§ What is being asked
Only an exact repetition of the entries will do.

****

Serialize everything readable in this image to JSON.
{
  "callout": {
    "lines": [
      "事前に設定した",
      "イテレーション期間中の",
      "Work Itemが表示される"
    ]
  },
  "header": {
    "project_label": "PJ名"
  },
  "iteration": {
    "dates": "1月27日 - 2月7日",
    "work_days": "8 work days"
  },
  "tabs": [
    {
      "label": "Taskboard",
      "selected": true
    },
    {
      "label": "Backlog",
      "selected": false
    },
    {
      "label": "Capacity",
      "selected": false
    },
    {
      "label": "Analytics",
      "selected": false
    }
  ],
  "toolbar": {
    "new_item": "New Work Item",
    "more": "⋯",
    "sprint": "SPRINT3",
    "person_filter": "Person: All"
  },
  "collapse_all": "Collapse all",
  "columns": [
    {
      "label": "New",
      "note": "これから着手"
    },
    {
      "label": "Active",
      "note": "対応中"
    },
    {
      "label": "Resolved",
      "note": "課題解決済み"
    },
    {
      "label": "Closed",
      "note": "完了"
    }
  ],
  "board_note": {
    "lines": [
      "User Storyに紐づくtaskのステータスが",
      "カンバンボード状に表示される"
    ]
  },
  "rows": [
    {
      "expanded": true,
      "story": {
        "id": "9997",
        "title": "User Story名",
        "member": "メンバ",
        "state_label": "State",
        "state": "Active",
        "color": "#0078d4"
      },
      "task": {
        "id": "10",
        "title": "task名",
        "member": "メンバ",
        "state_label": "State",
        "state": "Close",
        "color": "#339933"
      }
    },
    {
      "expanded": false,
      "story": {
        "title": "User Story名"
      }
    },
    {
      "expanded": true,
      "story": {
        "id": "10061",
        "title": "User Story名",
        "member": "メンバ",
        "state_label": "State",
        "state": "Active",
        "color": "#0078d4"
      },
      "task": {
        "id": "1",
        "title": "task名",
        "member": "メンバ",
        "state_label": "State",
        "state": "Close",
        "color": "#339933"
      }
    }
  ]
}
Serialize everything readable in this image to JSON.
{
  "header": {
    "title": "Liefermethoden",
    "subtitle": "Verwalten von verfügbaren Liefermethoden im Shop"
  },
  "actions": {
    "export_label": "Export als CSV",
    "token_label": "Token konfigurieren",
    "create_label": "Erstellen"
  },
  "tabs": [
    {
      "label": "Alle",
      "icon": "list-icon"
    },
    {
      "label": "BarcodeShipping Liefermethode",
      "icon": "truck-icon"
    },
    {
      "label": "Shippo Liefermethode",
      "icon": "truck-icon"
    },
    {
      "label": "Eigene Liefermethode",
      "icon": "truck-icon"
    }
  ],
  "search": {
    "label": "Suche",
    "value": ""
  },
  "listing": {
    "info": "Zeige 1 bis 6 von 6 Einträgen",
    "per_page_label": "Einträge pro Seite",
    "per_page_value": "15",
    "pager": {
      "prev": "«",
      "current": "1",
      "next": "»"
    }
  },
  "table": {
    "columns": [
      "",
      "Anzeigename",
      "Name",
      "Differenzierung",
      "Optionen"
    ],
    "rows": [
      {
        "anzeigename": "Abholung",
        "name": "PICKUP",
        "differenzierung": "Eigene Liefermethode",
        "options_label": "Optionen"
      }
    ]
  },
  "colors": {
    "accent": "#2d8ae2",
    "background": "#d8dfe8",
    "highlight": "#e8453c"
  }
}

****

§ Solution for this problem
Serialize everything readable in this image to JSON.
{
  "callout": {
    "lines": [
      "事前に設定した",
      "イテレーション期間中の",
      "Work Itemが表示される"
    ]
  },
  "header": {
    "project_label": "PJ名"
  },
  "iteration": {
    "dates": "1月27日 - 2月7日",
    "work_days": "8 work days"
  },
  "tabs": [
    {
      "label": "Taskboard",
      "selected": true
    },
    {
      "label": "Backlog",
      "selected": false
    },
    {
      "label": "Capacity",
      "selected": false
    },
    {
      "label": "Analytics",
      "selected": false
    }
  ],
  "toolbar": {
    "new_item": "New Work Item",
    "more": "⋯",
    "sprint": "SPRINT3",
    "person_filter": "Person: All"
  },
  "collapse_all": "Collapse all",
  "columns": [
    {
      "label": "New",
      "note": "これから着手"
    },
    {
      "label": "Active",
      "note": "対応中"
    },
    {
      "label": "Resolved",
      "note": "課題解決済み"
    },
    {
      "label": "Closed",
      "note": "完了"
    }
  ],
  "board_note": {
    "lines": [
      "User Storyに紐づくtaskのステータスが",
      "カンバンボード状に表示される"
    ]
  },
  "rows": [
    {
      "expanded": true,
      "story": {
        "id": "9997",
        "title": "User Story名",
        "member": "メンバ",
        "state_label": "State",
        "state": "Active",
        "color": "#0078d4"
      },
      "task": {
        "id": "10",
        "title": "task名",
        "member": "メンバ",
        "state_label": "State",
        "state": "Close",
        "color": "#339933"
      }
    },
    {
      "expanded": false,
      "story": {
        "title": "User Story名"
      }
    },
    {
      "expanded": true,
      "story": {
        "id": "10061",
        "title": "User Story名",
        "member": "メンバ",
        "state_label": "State",
        "state": "Active",
        "color": "#0078d4"
      },
      "task": {
        "id": "1",
        "title": "task名",
        "member": "メンバ",
        "state_label": "State",
        "state": "Close",
        "color": "#339933"
      }
    }
  ]
}
Serialize everything readable in this image to JSON.
{
  "header": {
    "title": "Liefermethoden",
    "subtitle": "Verwalten von verfügbaren Liefermethoden im Shop"
  },
  "actions": {
    "export_label": "Export als CSV",
    "token_label": "Token konfigurieren",
    "create_label": "Erstellen"
  },
  "tabs": [
    {
      "label": "Alle",
      "icon": "list-icon"
    },
    {
      "label": "BarcodeShipping Liefermethode",
      "icon": "truck-icon"
    },
    {
      "label": "Shippo Liefermethode",
      "icon": "truck-icon"
    },
    {
      "label": "Eigene Liefermethode",
      "icon": "truck-icon"
    }
  ],
  "search": {
    "label": "Suche",
    "value": ""
  },
  "listing": {
    "info": "Zeige 1 bis 6 von 6 Einträgen",
    "per_page_label": "Einträge pro Seite",
    "per_page_value": "15",
    "pager": {
      "prev": "«",
      "current": "1",
      "next": "»"
    }
  },
  "table": {
    "columns": [
      "",
      "Anzeigename",
      "Name",
      "Differenzierung",
      "Optionen"
    ],
    "rows": [
      {
        "anzeigename": "Abholung",
        "name": "PICKUP",
        "differenzierung": "Eigene Liefermethode",
        "options_label": "Optionen"
      }
    ]
  },
  "colors": {
    "accent": "#2d8ae2",
    "background": "#d8dfe8",
    "highlight": "#e8453c"
  }
}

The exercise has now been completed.